**TASK STATEMENT**
Give the number of lines below that contain "https", with no other output.

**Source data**
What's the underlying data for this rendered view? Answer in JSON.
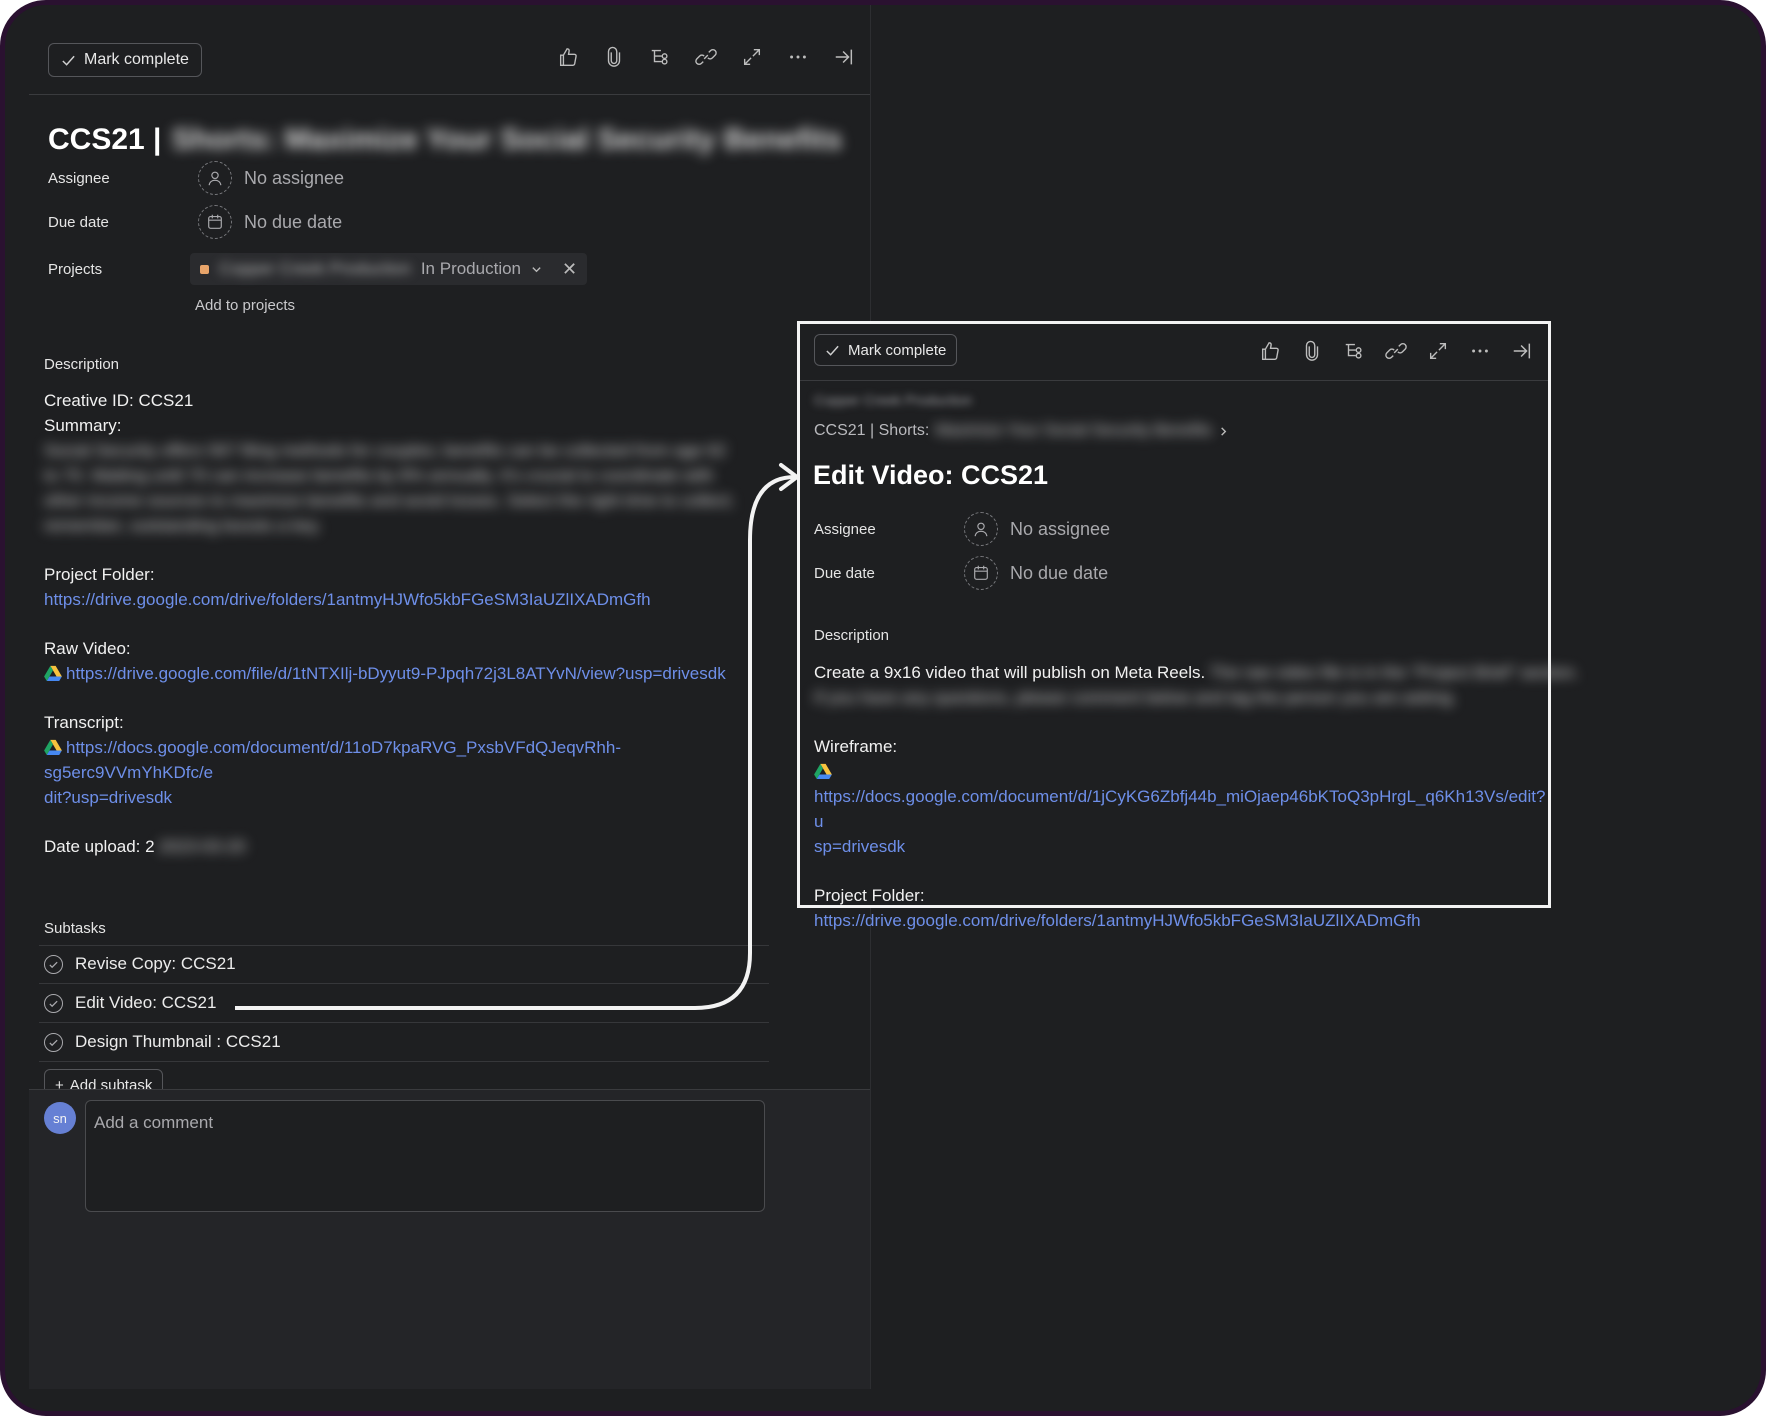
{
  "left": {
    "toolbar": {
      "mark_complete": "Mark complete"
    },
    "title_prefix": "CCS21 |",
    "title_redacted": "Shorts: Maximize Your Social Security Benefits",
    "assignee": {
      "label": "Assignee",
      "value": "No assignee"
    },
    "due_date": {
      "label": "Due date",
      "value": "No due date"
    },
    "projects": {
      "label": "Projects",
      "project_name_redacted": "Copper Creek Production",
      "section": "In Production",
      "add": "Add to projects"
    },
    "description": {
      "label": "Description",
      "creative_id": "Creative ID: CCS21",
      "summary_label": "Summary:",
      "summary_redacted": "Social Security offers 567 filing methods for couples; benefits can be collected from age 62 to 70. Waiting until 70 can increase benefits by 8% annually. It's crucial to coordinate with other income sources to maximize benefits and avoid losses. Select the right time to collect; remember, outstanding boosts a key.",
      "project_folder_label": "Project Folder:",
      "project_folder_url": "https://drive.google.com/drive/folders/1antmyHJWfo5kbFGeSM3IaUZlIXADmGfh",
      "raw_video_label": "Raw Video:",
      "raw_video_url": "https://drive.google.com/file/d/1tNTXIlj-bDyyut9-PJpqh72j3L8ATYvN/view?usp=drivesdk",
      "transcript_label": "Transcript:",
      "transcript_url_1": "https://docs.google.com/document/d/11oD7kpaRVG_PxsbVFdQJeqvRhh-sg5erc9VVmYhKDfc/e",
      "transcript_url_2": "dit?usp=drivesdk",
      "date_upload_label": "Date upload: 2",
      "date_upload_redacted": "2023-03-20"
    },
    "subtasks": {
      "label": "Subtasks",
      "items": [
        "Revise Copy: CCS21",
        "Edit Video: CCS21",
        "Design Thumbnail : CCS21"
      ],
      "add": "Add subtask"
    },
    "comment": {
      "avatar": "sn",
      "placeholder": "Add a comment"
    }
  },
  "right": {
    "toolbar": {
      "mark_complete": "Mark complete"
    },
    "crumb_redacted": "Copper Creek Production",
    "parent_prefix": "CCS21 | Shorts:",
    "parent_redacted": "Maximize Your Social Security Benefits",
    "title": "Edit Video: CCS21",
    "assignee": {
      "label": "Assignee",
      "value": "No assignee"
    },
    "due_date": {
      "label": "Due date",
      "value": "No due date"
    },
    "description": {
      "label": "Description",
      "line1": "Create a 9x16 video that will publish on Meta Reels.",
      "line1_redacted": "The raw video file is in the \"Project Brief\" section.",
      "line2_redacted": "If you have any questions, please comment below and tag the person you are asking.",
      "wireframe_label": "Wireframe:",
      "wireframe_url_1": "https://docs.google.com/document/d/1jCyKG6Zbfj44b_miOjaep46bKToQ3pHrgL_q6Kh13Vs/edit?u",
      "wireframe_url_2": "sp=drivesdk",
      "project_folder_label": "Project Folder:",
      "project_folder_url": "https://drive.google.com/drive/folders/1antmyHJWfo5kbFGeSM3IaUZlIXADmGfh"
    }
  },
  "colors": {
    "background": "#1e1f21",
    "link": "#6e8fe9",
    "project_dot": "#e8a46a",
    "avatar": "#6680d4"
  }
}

**RESULT**
5